In the listing below, locate the lines bearing the word "Participant". Copy every one of them.

□ □ □ □ □ □ □

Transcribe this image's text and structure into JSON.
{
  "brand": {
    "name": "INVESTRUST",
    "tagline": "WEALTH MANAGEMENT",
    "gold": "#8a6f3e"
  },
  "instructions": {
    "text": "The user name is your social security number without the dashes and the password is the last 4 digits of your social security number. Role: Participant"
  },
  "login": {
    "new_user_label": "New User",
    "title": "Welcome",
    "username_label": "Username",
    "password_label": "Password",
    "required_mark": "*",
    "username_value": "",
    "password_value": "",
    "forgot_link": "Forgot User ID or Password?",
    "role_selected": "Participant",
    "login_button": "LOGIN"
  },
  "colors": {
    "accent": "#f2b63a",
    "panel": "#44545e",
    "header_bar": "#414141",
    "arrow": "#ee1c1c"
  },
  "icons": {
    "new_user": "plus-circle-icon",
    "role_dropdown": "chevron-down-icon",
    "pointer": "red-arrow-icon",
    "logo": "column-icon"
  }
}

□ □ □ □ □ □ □

**Task answer**
    "text": "The user name is your social security number without the dashes and the password is the last 4 digits of your social security number. Role: Participant"
    "role_selected": "Participant",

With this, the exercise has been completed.